Teens today are facing a very competitive and aggressive world academically, socially, athletically and emotionally. There is more pressure than ever before to succeed in all aspects of their lives.
An article in Psychology Today even emphasized how affluent teens are more stressed and more likely to deal with substance abuse or depression than teens from lower socio-economic environments. Living in the Northeast especially, colleges have become so incredibly selective that it isn’t enough to do well on the SATs, ACTs or achieve high honors in school.
Colleges and universities are seeking students who are more “well-rounded” with various sports, community service and activities. Students are maximizing their time trying to achieve high grades and stay involved. Relaxation or fun is very often not part of the schedule. They are over scheduled, over committed and overwhelmed.
Athletics is a great way for kids to be involved, active and social but it also has become very time-consuming and hyper-competitive. Kids are encouraged to often play on a variety of teams or put in many hours of practice, in addition to their school work. There are many late nights and little free time, which can increase stress.
Popularity has become a full-time job as well. Keeping up with social events, social media and texting while trying to fit in homework and non-athletic activities leaves little downtime. Teens are over stimulated with technology that is available 24/7. The fear of failure and not keeping up with friends and acquaintances can be paralyzing for a teen. They feel the need to respond to every text, Facebook post, Instagram, Snap Chat or Vine video.
There are many signs that your child is headed down this path – sleeping difficulties, excessive irritability, tantrums or crying fits, late night homework binges, changes in motivation to be involved in things, isolating oneself and changes in eating habits.
Adults are often the ones dealing with stress and juggling responsibilities. Society’s expectations have now caused a new younger generation to deal with it as well. Adolescents are not equipped to handle stress and don’t have the coping mechanisms necessary to manage it appropriately. Stress can manifest itself in many ways and if it is ignored, it can lead to more serious problems. Eating disorders, substance abuse, depression, cutting, anxiety and panic attacks are all often the result of feelings of being overwhelmed, hopeless, and fear of failing.
It is important to consistently check in with your teen and see how they are feeling about their schedules and if they have enough time to accomplish all of their tasks without feeling overwhelmed. Support, encouragement and possibly restricting the activities may be necessary, if you notice signs of stress. Although school work takes precedence, there has to be time for some fun.
Movies, listening to music, family time and hanging out with friends are ways teens can unplug and have time for some laughs. Prioritize with your child what is important and limit the activities to one or two each marking period, based on time commitment.
Time management can be a struggle at first but if your child can organize their time on a schedule that works for them, the routine will allow for realistic expectations as well as knowledge of what each day holds and honoring the commitment they made with a full effort. Learning to balance responsibilities and relaxation is the key to a happy and successful path into adulthood.
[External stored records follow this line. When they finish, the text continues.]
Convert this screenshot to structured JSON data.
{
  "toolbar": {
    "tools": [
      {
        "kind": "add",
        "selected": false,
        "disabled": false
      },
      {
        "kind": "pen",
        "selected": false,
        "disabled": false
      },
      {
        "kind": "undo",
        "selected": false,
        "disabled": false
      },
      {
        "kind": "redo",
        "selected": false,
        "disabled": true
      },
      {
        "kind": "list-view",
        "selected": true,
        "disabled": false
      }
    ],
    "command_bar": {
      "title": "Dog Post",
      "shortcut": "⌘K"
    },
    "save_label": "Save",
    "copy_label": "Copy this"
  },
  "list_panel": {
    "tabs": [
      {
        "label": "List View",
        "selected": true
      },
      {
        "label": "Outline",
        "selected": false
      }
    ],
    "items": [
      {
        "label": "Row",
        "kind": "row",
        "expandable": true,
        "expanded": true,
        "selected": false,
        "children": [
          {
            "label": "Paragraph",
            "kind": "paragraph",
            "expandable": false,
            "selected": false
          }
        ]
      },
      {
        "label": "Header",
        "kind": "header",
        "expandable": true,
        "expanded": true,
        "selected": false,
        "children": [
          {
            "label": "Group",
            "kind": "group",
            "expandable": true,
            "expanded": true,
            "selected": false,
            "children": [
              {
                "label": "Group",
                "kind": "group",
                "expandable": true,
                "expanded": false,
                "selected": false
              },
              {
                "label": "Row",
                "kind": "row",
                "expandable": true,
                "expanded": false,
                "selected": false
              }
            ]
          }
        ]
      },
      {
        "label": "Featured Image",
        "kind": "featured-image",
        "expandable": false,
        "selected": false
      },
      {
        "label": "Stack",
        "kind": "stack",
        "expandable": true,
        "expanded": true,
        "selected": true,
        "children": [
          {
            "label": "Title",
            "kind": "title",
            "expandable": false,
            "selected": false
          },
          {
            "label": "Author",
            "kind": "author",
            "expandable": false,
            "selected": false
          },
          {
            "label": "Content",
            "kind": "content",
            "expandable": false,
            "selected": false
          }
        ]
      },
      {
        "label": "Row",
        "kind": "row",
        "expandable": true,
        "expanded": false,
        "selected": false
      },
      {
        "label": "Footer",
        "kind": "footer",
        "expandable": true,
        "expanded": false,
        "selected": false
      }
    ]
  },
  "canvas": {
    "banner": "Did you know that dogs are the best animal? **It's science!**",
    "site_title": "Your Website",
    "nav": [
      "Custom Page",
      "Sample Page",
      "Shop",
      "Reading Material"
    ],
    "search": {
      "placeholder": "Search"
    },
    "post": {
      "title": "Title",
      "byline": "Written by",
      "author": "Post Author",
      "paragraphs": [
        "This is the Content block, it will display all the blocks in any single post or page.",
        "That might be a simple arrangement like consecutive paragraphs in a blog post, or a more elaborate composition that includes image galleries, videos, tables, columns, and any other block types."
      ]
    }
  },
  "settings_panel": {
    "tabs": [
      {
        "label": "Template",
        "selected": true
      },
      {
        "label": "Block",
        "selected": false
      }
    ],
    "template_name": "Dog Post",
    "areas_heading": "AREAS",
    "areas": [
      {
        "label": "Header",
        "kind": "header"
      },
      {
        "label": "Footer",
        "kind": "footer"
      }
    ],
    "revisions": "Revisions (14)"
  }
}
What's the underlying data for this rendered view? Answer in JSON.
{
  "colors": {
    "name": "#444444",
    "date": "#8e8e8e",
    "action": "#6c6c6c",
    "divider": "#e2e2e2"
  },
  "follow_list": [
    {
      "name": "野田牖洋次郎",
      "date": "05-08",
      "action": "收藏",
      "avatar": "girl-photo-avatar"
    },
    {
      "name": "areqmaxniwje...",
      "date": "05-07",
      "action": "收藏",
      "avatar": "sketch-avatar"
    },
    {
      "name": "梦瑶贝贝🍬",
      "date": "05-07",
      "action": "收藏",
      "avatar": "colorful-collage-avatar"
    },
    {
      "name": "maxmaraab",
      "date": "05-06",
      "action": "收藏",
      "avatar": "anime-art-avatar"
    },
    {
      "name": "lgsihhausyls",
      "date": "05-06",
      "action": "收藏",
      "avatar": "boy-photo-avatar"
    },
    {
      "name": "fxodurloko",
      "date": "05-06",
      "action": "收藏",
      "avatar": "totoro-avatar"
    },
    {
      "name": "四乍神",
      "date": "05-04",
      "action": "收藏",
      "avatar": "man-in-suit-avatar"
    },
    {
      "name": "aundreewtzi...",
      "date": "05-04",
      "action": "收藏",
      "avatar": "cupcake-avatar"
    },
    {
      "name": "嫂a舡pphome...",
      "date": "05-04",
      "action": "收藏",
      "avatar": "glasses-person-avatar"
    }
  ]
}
If you would like more information or ways to work with your teens to reduce their stress, please email me at firstname.lastname@example.org